If the purpose of the Afghan War was to prevent terrorists from using Afghanistan to stage attacks on the United States, America could have declared victory and gone home years ago. But if the purpose was also to help build a durable state—to prevent the Taliban from taking power again, destroying the hard-won progress made by millions of Afghan citizens, and perhaps allowing radical Islamists to regain a base on Afghan soil—then the longest war in U.S. history is ending in defeat. President Joe Biden’s announcement that all American forces will be withdrawn by September 11—a neat two decades after the attacks that propelled the U.S. into Afghanistan—simply gives a date after which the clock on the demise of the Afghan government will begin to tick.
People who refuse to get the COVID-19 vaccine will have higher health-care costs. The rest of us will foot the bill.
Imagine it’s 2026. A man shows up in an emergency room, wheezing. He’s got pneumonia, and it’s hitting him hard. He tells one of the doctors that he had COVID-19 a few years earlier, in late 2021. He had refused to get vaccinated, and ended up contracting the coronavirus months after most people got their shots. Why did he refuse? Something about politics, or pushing back on government control, or a post he saw on Facebook. He doesn’t really remember. His lungs do, though: By the end of the day, he’s on a ventilator.
You’ll pay for that man’s decisions. So will I. We all will—in insurance premiums, if he has a plan with your provider, or in tax dollars, if the emergency room he goes to is in a public hospital. The vaccine refusers could cost us billions. Maybe more, over the next few decades, with all the complications they could develop. And we can’t do anything about it except hope that more people get their shots than those who say they will right now.
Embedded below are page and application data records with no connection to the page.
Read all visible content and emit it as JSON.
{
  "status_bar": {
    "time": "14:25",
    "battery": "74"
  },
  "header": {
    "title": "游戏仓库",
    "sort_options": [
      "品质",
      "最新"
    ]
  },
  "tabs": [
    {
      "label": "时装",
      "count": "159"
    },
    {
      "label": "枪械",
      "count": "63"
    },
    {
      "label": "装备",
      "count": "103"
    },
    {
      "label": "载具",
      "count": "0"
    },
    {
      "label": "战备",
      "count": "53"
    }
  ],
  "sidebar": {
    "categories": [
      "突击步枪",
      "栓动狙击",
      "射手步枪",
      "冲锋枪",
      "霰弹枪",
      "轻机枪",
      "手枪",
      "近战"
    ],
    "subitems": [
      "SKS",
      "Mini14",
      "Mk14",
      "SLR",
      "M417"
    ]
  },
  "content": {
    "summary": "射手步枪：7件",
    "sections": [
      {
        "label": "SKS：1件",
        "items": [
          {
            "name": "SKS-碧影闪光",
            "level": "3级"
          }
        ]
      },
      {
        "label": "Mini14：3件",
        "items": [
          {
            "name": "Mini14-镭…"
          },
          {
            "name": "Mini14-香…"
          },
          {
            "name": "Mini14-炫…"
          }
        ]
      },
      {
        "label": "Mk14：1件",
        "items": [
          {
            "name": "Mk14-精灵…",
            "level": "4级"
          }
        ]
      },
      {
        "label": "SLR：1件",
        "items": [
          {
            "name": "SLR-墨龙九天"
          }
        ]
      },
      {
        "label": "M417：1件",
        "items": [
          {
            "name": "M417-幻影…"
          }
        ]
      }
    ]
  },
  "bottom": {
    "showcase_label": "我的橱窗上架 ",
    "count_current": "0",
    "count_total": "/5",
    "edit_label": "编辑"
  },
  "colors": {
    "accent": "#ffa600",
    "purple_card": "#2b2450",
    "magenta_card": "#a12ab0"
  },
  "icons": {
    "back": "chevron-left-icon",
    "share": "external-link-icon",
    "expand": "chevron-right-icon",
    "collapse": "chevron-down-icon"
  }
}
In this crowded field of wrongness, one voice stands out. The voice of Alex Berenson: the former New York Times reporter, Yale-educated novelist, avid tweeter, online essayist, and all-around pandemic gadfly. Berenson has been serving up COVID-19 hot takes for the past year, blithely predicting that the United States would not reach 500,000 deaths (we’ve surpassed 550,000) and arguing that cloth and surgical masks can’t protect against the coronavirus (yes, theycan).